▶ Data supplied
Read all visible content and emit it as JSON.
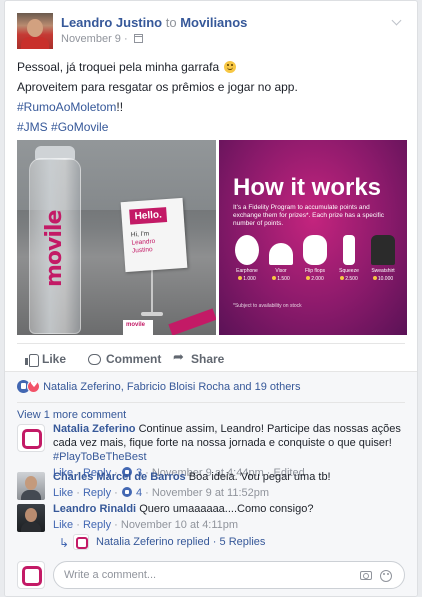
{
  "post": {
    "author": "Leandro Justino",
    "to_word": "to",
    "group": "Movilianos",
    "date": "November 9 ·",
    "text_line1": "Pessoal, já troquei pela minha garrafa",
    "text_line2": "Aproveitem para resgatar os prêmios e jogar no app.",
    "hashtag1": "#RumoAoMoletom",
    "hashtag1_suffix": "!!",
    "hashtag2": "#JMS",
    "hashtag3": "#GoMovile"
  },
  "photo_left": {
    "bottle_logo": "movile",
    "sign_hello": "Hello.",
    "sign_hi": "Hi, I'm",
    "sign_name1": "Leandro",
    "sign_name2": "Justino",
    "box_logo": "movile"
  },
  "photo_right": {
    "title": "How it works",
    "description": "It's a Fidelity Program to accumulate points and exchange them for prizes*. Each prize has a specific number of points.",
    "prizes": [
      {
        "label": "Earphone",
        "points": "1.000"
      },
      {
        "label": "Visor",
        "points": "1.500"
      },
      {
        "label": "Flip flops",
        "points": "2.000"
      },
      {
        "label": "Squeeze",
        "points": "2.500"
      },
      {
        "label": "Sweatshirt",
        "points": "10.000"
      }
    ],
    "note": "*Subject to availability on stock"
  },
  "actions": {
    "like": "Like",
    "comment": "Comment",
    "share": "Share"
  },
  "reactions": {
    "text": "Natalia Zeferino, Fabricio Bloisi Rocha and 19 others"
  },
  "view_more": "View 1 more comment",
  "comments": [
    {
      "author": "Natalia Zeferino",
      "text": "Continue assim, Leandro! Participe das nossas ações cada vez mais, fique forte na nossa jornada e conquiste o que quiser!",
      "hashtag": "#PlayToBeTheBest",
      "like": "Like",
      "reply": "Reply",
      "likes": "3",
      "time": "November 9 at 4:44pm",
      "edited": "· Edited"
    },
    {
      "author": "Charles Marcel de Barros",
      "text": "Boa ideia. Vou pegar uma tb!",
      "like": "Like",
      "reply": "Reply",
      "likes": "4",
      "time": "November 9 at 11:52pm"
    },
    {
      "author": "Leandro Rinaldi",
      "text": "Quero umaaaaaa....Como consigo?",
      "like": "Like",
      "reply": "Reply",
      "time": "November 10 at 4:11pm"
    }
  ],
  "reply_summary": {
    "name": "Natalia Zeferino",
    "text": "replied · 5 Replies"
  },
  "composer": {
    "placeholder": "Write a comment..."
  }
}
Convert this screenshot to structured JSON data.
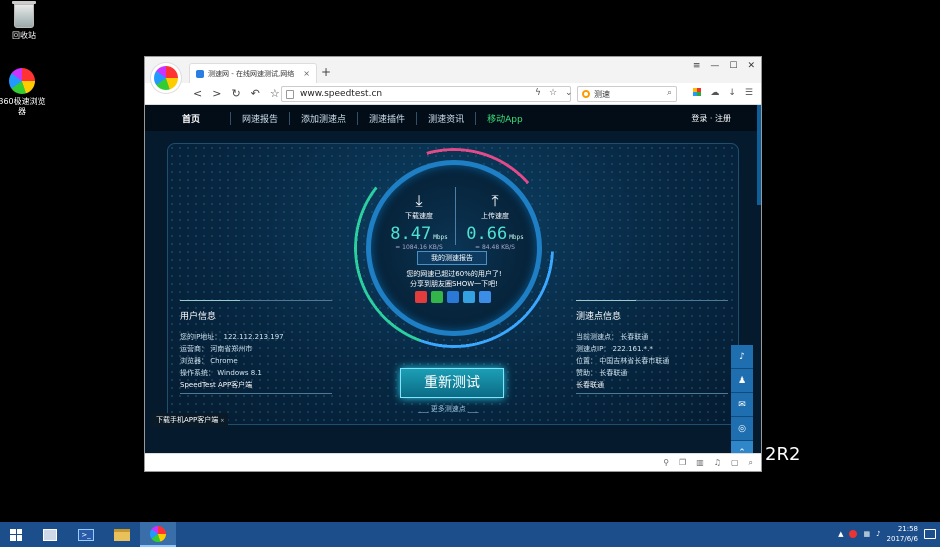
{
  "desktop": {
    "icons": [
      {
        "name": "回收站"
      },
      {
        "name": "360极速浏览器"
      }
    ],
    "trailing_text": "2R2"
  },
  "browser": {
    "tab_title": "测速网 - 在线网速测试,网络",
    "tab_close": "×",
    "new_tab": "+",
    "url": "www.speedtest.cn",
    "search_value": "测速",
    "window_controls": [
      "≡",
      "—",
      "☐",
      "✕"
    ],
    "nav_icons": [
      "<",
      ">",
      "↻",
      "↶",
      "☆"
    ]
  },
  "page": {
    "nav": [
      "首页",
      "网速报告",
      "添加测速点",
      "测速插件",
      "测速资讯",
      "移动App"
    ],
    "login": "登录 · 注册",
    "download": {
      "label": "下载速度",
      "value": "8.47",
      "unit": "Mbps",
      "sub": "= 1084.16 KB/S"
    },
    "upload": {
      "label": "上传速度",
      "value": "0.66",
      "unit": "Mbps",
      "sub": "= 84.48 KB/S"
    },
    "report_button": "我的测速报告",
    "share_line1": "您的网速已超过60%的用户了!",
    "share_line2": "分享到朋友圈SHOW一下吧!",
    "retest_button": "重新测试",
    "more_points": "___ 更多测速点 ___",
    "user_info": {
      "title": "用户信息",
      "lines": [
        "您的IP地址： 122.112.213.197",
        "运营商： 河南省郑州市",
        "浏览器： Chrome",
        "操作系统： Windows 8.1"
      ],
      "footer": "SpeedTest APP客户端"
    },
    "server_info": {
      "title": "测速点信息",
      "lines": [
        "当前测速点： 长春联通",
        "测速点IP： 222.161.*.*",
        "位置： 中国吉林省长春市联通",
        "赞助： 长春联通"
      ],
      "footer": "长春联通"
    },
    "download_app": "下载手机APP客户端",
    "download_app_close": "×"
  },
  "taskbar": {
    "time": "21:58",
    "date": "2017/6/6",
    "tray_arrow": "▲"
  }
}
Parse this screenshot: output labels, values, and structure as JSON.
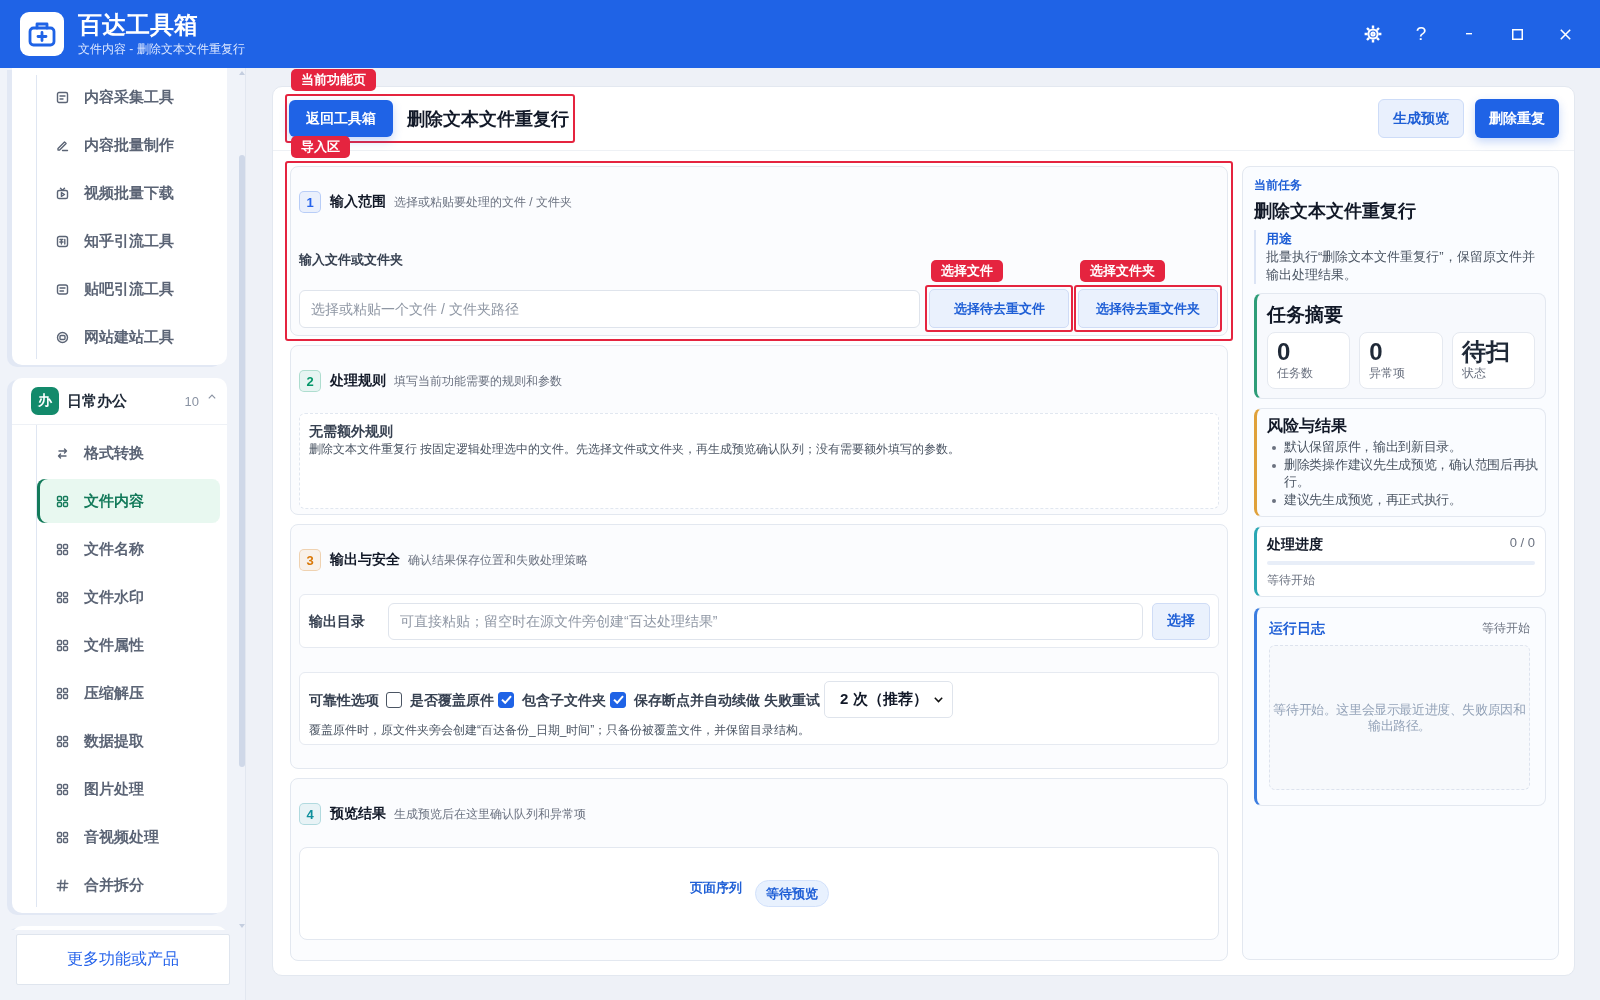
{
  "window": {
    "title": "百达工具箱",
    "subtitle": "文件内容 - 删除文本文件重复行",
    "controls": [
      {
        "kind": "settings"
      },
      {
        "kind": "help",
        "label": "?"
      },
      {
        "kind": "minimize"
      },
      {
        "kind": "maximize"
      },
      {
        "kind": "close"
      }
    ]
  },
  "sidebar": {
    "groups": [
      {
        "items": [
          {
            "kind": "form",
            "label": "内容采集工具",
            "selected": false
          },
          {
            "kind": "pen",
            "label": "内容批量制作",
            "selected": false
          },
          {
            "kind": "video",
            "label": "视频批量下载",
            "selected": false
          },
          {
            "kind": "tile",
            "label": "知乎引流工具",
            "selected": false
          },
          {
            "kind": "note",
            "label": "贴吧引流工具",
            "selected": false
          },
          {
            "kind": "ring",
            "label": "网站建站工具",
            "selected": false
          }
        ]
      },
      {
        "badge": "办",
        "title": "日常办公",
        "count": "10",
        "expanded": true,
        "color": "#138a6b",
        "items": [
          {
            "kind": "swap",
            "label": "格式转换",
            "selected": false
          },
          {
            "kind": "grid",
            "label": "文件内容",
            "selected": true
          },
          {
            "kind": "grid",
            "label": "文件名称",
            "selected": false
          },
          {
            "kind": "grid",
            "label": "文件水印",
            "selected": false
          },
          {
            "kind": "grid",
            "label": "文件属性",
            "selected": false
          },
          {
            "kind": "grid",
            "label": "压缩解压",
            "selected": false
          },
          {
            "kind": "grid",
            "label": "数据提取",
            "selected": false
          },
          {
            "kind": "grid",
            "label": "图片处理",
            "selected": false
          },
          {
            "kind": "grid",
            "label": "音视频处理",
            "selected": false
          },
          {
            "kind": "hash",
            "label": "合并拆分",
            "selected": false
          }
        ]
      }
    ],
    "more_button": "更多功能或产品"
  },
  "page": {
    "header": {
      "callout": "当前功能页",
      "back_button": "返回工具箱",
      "title": "删除文本文件重复行",
      "actions": [
        {
          "kind": "secondary",
          "label": "生成预览"
        },
        {
          "kind": "primary",
          "label": "删除重复"
        }
      ]
    },
    "sections": [
      {
        "kind": "input",
        "number": "1",
        "color": "#2563eb",
        "title": "输入范围",
        "description": "选择或粘贴要处理的文件 / 文件夹",
        "callout": "导入区",
        "field_label": "输入文件或文件夹",
        "field": {
          "placeholder": "选择或粘贴一个文件 / 文件夹路径"
        },
        "buttons": [
          {
            "label": "选择待去重文件",
            "callout": "选择文件"
          },
          {
            "label": "选择待去重文件夹",
            "callout": "选择文件夹"
          }
        ]
      },
      {
        "kind": "rules",
        "number": "2",
        "color": "#059669",
        "title": "处理规则",
        "description": "填写当前功能需要的规则和参数",
        "rule_title": "无需额外规则",
        "rule_text": "删除文本文件重复行 按固定逻辑处理选中的文件。先选择文件或文件夹，再生成预览确认队列；没有需要额外填写的参数。"
      },
      {
        "kind": "output",
        "number": "3",
        "color": "#d97706",
        "title": "输出与安全",
        "description": "确认结果保存位置和失败处理策略",
        "output_label": "输出目录",
        "output_field": {
          "placeholder": "可直接粘贴；留空时在源文件旁创建“百达处理结果”"
        },
        "choose_button": "选择",
        "options_label": "可靠性选项",
        "options": [
          {
            "label": "是否覆盖原件",
            "checked": false
          },
          {
            "label": "包含子文件夹",
            "checked": true
          },
          {
            "label": "保存断点并自动续做",
            "checked": true
          }
        ],
        "retry_label": "失败重试",
        "retry_value": "2 次（推荐）",
        "note": "覆盖原件时，原文件夹旁会创建“百达备份_日期_时间”；只备份被覆盖文件，并保留目录结构。"
      },
      {
        "kind": "preview",
        "number": "4",
        "color": "#0e8f9c",
        "title": "预览结果",
        "description": "生成预览后在这里确认队列和异常项",
        "preview_label": "页面序列",
        "preview_status": "等待预览"
      }
    ]
  },
  "task_panel": {
    "eyebrow": "当前任务",
    "title": "删除文本文件重复行",
    "purpose_label": "用途",
    "purpose_text": "批量执行“删除文本文件重复行”，保留原文件并输出处理结果。",
    "summary": {
      "title": "任务摘要",
      "stats": [
        {
          "value": "0",
          "label": "任务数"
        },
        {
          "value": "0",
          "label": "异常项"
        },
        {
          "value": "待扫",
          "label": "状态"
        }
      ]
    },
    "risks": {
      "title": "风险与结果",
      "items": [
        "默认保留原件，输出到新目录。",
        "删除类操作建议先生成预览，确认范围后再执行。",
        "建议先生成预览，再正式执行。"
      ]
    },
    "progress": {
      "title": "处理进度",
      "count": "0 / 0",
      "level": 0,
      "status": "等待开始"
    },
    "log": {
      "title": "运行日志",
      "status": "等待开始",
      "empty_text": "等待开始。这里会显示最近进度、失败原因和输出路径。"
    }
  }
}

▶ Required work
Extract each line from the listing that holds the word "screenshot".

▶ Problem solution
Convert this screenshot to structured JSON data.
Parse this screenshot: output labels, values, and structure as JSON.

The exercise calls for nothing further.